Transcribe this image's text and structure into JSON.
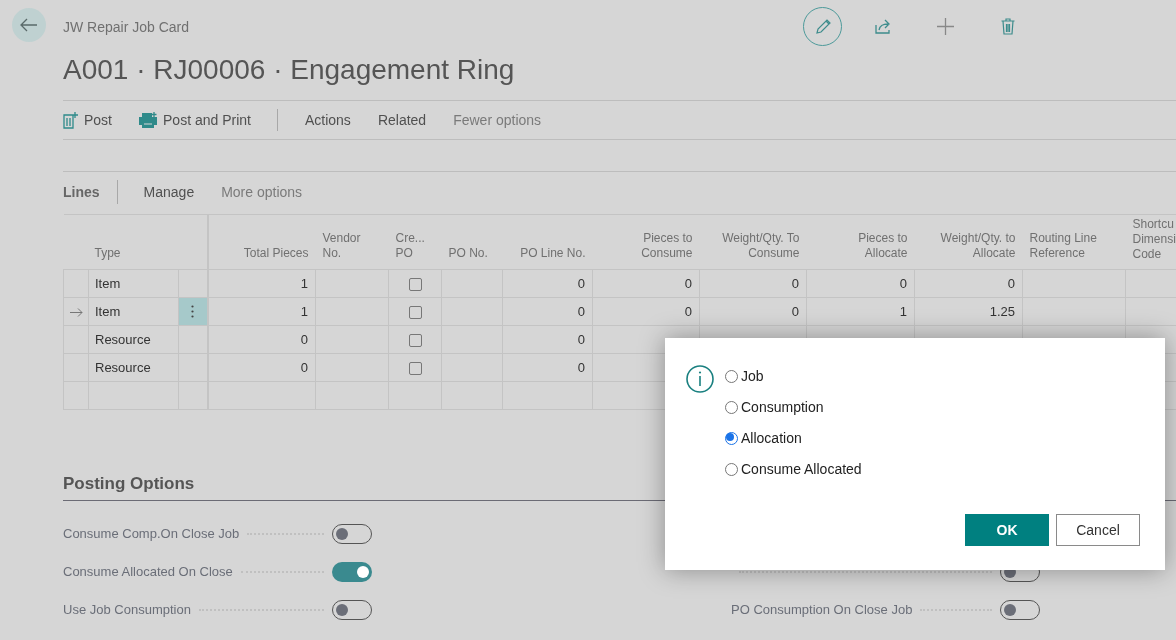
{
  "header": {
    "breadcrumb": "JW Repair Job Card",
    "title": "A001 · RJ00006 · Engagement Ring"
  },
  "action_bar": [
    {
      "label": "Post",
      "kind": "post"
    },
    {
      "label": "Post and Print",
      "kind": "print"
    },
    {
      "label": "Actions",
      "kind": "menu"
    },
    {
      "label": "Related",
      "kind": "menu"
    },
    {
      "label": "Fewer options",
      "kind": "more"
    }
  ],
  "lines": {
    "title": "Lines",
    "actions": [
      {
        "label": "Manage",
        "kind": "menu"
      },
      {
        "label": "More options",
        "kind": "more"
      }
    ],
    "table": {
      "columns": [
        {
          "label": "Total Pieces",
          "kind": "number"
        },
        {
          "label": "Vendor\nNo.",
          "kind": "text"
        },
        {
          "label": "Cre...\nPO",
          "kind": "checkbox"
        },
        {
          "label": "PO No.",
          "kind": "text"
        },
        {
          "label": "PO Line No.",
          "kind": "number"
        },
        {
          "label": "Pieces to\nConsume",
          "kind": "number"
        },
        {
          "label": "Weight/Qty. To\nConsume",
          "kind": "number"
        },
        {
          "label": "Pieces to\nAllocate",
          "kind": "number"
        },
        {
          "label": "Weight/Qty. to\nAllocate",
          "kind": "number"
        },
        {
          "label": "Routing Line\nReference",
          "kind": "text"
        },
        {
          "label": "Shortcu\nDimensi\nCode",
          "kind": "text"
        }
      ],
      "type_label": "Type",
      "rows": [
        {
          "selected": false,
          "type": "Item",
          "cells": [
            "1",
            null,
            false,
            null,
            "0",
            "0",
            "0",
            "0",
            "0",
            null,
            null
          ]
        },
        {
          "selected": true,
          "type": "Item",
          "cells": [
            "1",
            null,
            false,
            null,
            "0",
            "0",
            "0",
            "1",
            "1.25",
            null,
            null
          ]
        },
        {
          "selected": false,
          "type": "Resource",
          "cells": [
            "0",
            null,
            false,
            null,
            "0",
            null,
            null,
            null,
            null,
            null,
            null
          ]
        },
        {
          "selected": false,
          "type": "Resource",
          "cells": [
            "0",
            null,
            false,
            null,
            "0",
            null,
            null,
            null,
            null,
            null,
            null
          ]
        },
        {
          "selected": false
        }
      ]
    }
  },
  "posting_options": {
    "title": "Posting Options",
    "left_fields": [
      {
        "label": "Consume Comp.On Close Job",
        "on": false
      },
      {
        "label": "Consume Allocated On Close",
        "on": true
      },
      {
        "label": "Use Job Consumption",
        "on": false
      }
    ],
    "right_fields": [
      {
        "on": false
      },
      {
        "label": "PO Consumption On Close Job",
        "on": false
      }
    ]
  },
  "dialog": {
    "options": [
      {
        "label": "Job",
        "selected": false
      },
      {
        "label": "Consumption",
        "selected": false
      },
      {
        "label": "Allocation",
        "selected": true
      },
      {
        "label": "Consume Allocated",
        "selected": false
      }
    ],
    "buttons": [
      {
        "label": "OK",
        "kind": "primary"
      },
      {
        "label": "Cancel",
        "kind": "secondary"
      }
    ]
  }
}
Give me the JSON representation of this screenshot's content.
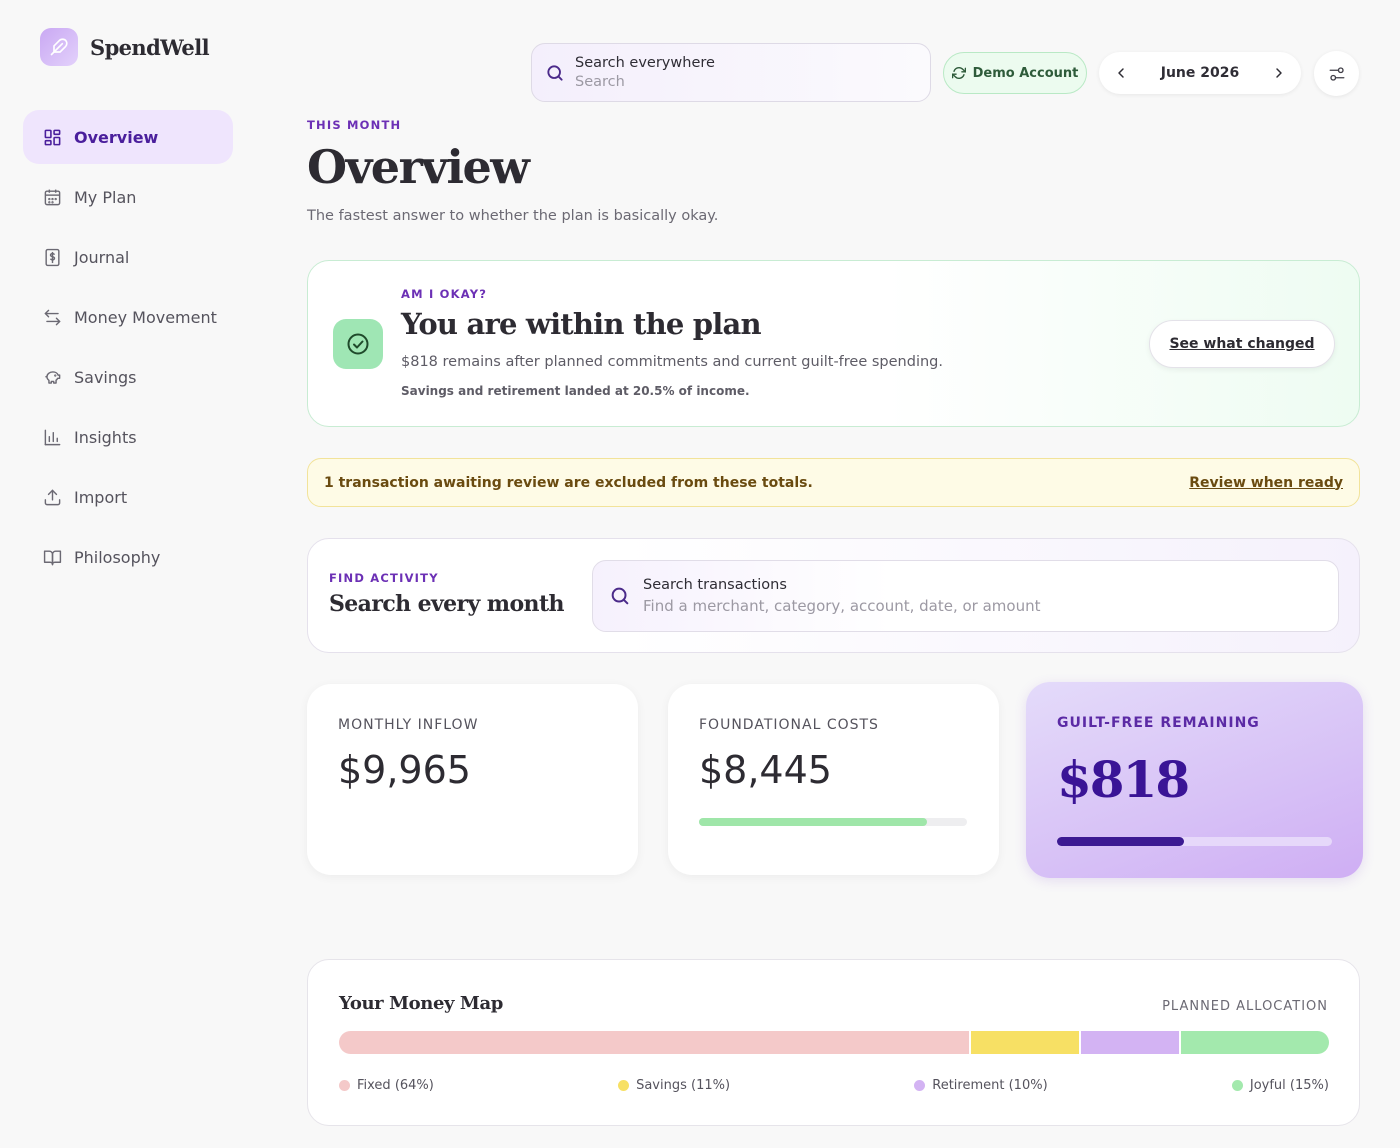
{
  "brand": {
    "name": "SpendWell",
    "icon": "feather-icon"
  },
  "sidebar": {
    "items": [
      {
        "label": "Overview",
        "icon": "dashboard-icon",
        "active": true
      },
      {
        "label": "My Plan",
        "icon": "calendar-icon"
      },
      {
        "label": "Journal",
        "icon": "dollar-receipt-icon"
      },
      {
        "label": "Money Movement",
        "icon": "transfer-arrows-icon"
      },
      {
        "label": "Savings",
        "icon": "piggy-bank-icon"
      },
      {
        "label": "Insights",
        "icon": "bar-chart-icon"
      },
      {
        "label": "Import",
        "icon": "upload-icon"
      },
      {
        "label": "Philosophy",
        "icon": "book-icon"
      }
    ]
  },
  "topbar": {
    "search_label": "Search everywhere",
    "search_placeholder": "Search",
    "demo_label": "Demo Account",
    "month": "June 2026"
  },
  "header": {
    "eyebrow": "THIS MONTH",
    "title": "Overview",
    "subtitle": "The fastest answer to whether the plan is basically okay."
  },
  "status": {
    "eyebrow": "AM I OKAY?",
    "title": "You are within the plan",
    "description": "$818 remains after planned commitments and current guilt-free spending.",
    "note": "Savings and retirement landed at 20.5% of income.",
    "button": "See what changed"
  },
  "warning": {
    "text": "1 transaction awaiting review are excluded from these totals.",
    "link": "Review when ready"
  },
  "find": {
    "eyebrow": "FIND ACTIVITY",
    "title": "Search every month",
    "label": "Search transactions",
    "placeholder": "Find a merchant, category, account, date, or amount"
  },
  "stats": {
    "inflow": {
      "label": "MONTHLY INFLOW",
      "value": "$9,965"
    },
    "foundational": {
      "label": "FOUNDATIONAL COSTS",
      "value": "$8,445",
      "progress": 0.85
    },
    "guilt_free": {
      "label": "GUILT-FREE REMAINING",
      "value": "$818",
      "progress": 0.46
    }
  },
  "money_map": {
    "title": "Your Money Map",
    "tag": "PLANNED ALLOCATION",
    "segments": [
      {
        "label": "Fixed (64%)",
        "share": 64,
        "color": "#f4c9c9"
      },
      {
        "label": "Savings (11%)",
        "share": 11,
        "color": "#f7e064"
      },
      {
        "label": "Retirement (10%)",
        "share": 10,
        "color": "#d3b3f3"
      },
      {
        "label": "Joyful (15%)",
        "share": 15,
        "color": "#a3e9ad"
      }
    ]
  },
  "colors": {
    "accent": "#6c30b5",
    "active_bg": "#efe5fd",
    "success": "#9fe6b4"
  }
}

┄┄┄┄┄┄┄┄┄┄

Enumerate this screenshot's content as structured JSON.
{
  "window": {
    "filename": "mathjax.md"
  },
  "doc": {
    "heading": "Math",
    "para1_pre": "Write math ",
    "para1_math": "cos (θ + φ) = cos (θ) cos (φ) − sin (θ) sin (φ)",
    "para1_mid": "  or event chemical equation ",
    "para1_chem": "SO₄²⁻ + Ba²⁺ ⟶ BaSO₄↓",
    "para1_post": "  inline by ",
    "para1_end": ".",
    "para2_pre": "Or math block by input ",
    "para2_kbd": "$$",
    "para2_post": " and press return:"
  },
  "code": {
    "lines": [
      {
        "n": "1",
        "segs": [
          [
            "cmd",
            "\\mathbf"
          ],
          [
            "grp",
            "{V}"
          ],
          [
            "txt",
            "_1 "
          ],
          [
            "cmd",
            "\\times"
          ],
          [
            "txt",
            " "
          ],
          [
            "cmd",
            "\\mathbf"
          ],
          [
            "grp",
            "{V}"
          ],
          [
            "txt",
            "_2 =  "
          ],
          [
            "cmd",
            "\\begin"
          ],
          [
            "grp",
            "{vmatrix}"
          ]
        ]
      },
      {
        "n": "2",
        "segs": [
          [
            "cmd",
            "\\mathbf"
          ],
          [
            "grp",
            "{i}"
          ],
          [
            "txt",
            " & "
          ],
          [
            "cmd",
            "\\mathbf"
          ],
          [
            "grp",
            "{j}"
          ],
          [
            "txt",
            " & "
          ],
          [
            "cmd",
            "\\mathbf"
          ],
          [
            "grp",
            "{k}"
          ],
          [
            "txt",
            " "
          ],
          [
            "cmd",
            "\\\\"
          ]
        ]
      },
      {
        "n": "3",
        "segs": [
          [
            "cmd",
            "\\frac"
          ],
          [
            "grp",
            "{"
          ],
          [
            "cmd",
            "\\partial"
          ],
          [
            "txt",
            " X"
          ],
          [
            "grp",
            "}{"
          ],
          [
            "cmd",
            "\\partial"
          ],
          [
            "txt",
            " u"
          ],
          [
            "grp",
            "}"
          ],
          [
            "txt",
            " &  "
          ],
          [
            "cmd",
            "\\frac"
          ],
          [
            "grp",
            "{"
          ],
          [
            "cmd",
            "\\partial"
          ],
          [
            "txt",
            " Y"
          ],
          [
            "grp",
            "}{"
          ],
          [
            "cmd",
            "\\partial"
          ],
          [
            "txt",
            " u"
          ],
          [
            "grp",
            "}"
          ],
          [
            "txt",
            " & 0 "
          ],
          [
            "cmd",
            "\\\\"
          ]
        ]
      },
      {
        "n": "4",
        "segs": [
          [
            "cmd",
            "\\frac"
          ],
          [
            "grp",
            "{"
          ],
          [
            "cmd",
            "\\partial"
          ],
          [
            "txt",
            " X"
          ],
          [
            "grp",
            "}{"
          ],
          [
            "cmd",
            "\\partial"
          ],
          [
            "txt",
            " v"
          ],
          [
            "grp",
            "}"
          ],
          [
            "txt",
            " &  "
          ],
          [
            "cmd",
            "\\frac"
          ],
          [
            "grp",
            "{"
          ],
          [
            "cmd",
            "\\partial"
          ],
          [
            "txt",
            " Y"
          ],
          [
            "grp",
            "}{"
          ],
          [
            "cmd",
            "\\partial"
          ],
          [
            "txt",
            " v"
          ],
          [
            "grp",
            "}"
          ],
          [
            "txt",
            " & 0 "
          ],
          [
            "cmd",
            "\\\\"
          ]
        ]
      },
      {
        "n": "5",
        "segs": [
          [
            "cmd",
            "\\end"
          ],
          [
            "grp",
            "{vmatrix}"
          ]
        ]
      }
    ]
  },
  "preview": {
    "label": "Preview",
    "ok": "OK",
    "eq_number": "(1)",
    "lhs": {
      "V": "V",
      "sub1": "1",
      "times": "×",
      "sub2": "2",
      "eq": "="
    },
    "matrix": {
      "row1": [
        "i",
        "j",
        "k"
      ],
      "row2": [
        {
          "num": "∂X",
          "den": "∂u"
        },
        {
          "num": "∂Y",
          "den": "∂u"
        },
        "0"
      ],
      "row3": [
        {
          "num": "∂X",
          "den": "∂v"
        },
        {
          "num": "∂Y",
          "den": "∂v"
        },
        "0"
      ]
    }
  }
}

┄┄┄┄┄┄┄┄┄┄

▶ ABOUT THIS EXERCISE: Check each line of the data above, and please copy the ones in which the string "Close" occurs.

▶ RESULT:
        "label": "Consume Comp.On Close Job",
        "label": "Consume Allocated On Close",
        "label": "PO Consumption On Close Job",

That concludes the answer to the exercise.